= Task details =
For this exercise, copy each line of the records that contains the word "https".

= Source material =
Segment Open

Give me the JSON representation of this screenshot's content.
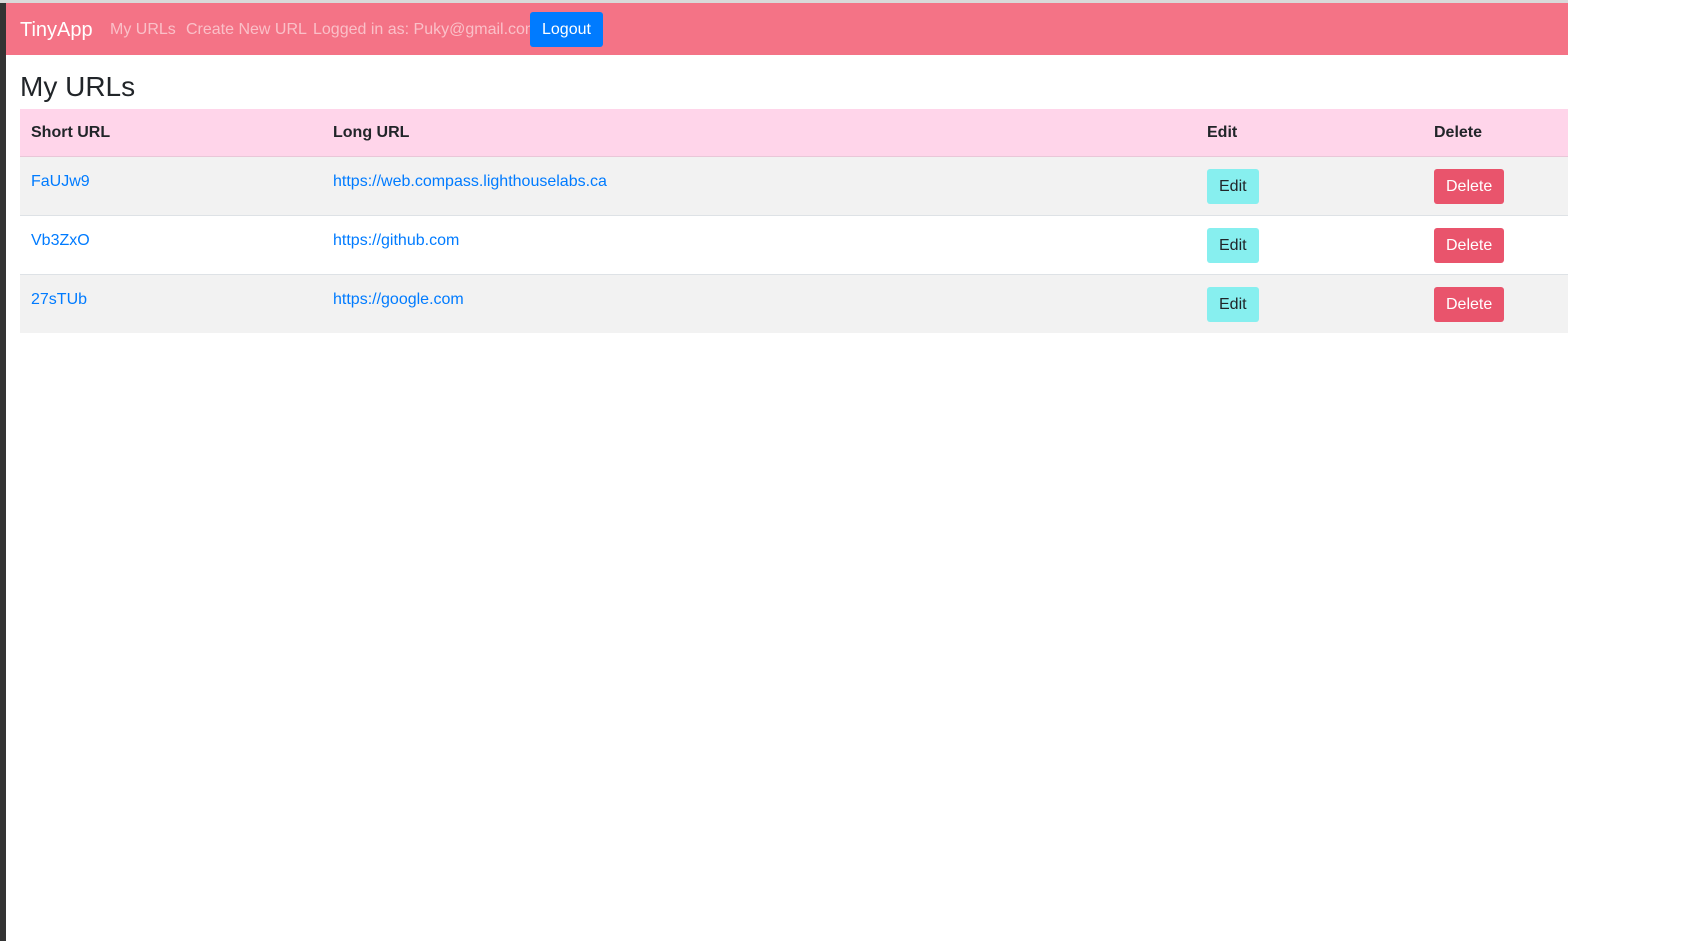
{
  "navbar": {
    "brand": "TinyApp",
    "links": {
      "my_urls": "My URLs",
      "create_new": "Create New URL",
      "logged_in": "Logged in as: Puky@gmail.com"
    },
    "logout_label": "Logout"
  },
  "main": {
    "title": "My URLs",
    "table": {
      "headers": {
        "short_url": "Short URL",
        "long_url": "Long URL",
        "edit": "Edit",
        "delete": "Delete"
      },
      "rows": [
        {
          "short": "FaUJw9",
          "long": "https://web.compass.lighthouselabs.ca",
          "edit_label": "Edit",
          "delete_label": "Delete"
        },
        {
          "short": "Vb3ZxO",
          "long": "https://github.com",
          "edit_label": "Edit",
          "delete_label": "Delete"
        },
        {
          "short": "27sTUb",
          "long": "https://google.com",
          "edit_label": "Edit",
          "delete_label": "Delete"
        }
      ]
    }
  },
  "colors": {
    "navbar": "#f47386",
    "header_row": "#ffd5ea",
    "logout": "#007bff",
    "edit_button": "#87efef",
    "delete_button": "#e9546c",
    "link": "#007bff"
  }
}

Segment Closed

= Result below =
          "long": "https://web.compass.lighthouselabs.ca",
          "long": "https://github.com",
          "long": "https://google.com",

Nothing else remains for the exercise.